→ Exercise goal
Your reply must be one number: the count of lines in the data below that contain "Event".

→ Material shown
# # # # # # #
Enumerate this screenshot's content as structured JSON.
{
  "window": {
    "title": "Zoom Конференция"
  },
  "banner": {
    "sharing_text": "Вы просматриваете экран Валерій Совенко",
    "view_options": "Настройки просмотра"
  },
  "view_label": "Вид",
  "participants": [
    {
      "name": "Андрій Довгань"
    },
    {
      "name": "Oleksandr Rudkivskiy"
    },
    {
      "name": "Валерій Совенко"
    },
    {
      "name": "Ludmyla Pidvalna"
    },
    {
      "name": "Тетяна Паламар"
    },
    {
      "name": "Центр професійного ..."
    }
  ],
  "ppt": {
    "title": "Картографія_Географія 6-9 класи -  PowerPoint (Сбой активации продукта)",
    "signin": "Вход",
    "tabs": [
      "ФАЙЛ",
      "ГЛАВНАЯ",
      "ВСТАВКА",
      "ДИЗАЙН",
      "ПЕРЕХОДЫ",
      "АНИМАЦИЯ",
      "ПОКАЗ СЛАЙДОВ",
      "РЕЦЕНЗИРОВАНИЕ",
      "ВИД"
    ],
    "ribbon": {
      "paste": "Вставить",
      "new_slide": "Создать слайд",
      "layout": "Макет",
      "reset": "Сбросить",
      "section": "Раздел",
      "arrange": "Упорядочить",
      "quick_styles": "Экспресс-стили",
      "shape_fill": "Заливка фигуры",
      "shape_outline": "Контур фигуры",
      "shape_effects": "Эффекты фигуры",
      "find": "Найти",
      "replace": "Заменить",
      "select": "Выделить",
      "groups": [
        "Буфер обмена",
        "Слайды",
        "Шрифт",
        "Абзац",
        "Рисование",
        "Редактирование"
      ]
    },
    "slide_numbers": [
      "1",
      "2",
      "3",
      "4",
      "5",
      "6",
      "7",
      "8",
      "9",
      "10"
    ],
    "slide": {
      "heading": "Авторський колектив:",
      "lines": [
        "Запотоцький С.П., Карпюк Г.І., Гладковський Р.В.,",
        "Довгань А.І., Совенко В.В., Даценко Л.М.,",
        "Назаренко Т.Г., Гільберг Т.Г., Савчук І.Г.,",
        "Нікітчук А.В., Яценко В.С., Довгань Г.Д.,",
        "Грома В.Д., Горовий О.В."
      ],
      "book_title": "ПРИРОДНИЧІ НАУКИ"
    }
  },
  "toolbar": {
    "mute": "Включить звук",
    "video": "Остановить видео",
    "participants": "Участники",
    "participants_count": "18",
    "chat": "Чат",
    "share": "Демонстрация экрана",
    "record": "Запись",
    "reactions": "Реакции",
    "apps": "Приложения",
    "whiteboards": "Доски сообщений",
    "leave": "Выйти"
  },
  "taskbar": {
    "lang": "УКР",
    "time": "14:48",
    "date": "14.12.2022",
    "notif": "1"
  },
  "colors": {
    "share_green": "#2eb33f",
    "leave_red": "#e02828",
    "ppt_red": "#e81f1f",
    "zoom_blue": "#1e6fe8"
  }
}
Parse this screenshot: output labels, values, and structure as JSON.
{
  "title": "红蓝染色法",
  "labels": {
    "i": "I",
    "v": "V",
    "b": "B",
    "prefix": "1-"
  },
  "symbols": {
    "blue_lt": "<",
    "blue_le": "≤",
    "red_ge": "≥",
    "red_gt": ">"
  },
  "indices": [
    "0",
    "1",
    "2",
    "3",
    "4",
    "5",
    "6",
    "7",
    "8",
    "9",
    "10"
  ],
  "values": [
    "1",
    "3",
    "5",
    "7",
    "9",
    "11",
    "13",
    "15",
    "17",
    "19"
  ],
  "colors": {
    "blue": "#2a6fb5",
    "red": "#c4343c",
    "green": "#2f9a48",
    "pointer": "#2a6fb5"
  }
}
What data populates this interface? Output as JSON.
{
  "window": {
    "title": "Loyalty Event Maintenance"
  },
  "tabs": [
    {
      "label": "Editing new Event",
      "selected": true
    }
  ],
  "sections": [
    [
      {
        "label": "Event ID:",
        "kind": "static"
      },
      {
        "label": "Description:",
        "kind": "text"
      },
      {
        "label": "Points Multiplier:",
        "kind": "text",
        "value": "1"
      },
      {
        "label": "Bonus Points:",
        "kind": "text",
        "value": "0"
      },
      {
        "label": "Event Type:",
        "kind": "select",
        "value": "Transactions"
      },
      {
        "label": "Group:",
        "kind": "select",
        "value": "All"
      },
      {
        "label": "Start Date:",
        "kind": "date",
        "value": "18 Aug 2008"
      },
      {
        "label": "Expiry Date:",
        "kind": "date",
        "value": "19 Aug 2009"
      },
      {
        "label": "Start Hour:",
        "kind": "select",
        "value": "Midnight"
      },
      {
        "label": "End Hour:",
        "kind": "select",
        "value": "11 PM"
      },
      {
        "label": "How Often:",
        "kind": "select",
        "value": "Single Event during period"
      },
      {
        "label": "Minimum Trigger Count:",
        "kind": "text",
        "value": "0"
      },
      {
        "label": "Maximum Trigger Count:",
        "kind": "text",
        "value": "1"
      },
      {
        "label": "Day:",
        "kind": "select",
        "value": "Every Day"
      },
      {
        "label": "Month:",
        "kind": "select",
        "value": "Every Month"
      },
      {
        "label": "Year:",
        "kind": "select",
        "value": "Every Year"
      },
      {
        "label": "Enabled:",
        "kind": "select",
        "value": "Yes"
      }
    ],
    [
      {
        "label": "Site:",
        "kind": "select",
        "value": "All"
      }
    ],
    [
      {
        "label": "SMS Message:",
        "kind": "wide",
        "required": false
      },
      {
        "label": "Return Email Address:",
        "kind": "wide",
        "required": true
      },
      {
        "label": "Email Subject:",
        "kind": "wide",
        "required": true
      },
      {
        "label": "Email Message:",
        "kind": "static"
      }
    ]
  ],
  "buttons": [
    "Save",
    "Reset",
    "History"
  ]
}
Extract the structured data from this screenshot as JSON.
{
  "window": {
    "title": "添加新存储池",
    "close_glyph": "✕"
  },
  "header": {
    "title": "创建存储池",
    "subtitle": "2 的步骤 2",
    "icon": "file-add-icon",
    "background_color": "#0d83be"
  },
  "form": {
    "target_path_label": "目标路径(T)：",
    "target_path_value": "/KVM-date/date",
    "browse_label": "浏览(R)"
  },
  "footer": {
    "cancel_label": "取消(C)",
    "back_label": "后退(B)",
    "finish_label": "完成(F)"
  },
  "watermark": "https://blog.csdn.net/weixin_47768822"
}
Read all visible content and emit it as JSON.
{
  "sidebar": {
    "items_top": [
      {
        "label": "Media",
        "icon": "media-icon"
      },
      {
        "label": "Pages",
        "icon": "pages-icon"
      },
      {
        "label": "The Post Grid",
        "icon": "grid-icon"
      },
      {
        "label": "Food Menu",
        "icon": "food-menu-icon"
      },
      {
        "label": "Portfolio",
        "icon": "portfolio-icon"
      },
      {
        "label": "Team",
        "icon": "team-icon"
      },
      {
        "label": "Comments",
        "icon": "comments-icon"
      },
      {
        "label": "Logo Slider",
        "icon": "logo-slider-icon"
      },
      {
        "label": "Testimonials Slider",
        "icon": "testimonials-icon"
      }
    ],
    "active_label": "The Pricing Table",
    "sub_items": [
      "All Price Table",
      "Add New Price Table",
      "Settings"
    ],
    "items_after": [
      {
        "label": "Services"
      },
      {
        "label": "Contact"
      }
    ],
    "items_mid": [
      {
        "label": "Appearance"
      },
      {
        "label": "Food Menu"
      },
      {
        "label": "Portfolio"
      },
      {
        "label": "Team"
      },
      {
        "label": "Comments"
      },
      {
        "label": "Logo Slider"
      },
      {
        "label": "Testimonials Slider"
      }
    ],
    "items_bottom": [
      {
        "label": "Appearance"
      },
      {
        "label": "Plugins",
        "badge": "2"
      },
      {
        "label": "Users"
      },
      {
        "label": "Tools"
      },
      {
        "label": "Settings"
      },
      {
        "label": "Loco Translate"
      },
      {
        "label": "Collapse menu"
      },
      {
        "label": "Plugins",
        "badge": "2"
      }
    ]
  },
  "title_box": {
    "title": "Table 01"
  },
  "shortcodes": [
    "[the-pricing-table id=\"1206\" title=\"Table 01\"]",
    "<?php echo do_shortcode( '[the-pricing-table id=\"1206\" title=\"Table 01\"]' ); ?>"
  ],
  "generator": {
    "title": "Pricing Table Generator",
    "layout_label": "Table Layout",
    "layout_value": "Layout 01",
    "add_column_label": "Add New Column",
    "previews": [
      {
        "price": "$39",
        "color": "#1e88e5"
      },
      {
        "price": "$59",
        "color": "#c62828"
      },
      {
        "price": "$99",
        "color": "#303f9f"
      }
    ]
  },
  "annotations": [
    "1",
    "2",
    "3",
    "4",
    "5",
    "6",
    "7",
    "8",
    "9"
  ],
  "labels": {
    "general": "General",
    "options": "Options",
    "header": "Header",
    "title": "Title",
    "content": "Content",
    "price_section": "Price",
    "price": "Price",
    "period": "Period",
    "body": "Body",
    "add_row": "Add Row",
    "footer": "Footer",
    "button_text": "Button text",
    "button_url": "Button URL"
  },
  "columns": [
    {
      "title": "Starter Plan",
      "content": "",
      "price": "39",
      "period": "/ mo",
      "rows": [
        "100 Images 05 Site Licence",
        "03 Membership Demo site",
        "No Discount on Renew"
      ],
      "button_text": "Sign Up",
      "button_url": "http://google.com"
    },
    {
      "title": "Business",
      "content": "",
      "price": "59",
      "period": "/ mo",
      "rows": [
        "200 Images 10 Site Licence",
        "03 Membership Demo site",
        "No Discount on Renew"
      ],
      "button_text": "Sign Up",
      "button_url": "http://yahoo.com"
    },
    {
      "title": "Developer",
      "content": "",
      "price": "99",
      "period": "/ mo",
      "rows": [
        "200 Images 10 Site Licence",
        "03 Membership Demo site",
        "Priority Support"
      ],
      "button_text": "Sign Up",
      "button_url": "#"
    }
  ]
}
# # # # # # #
→ Task solution
5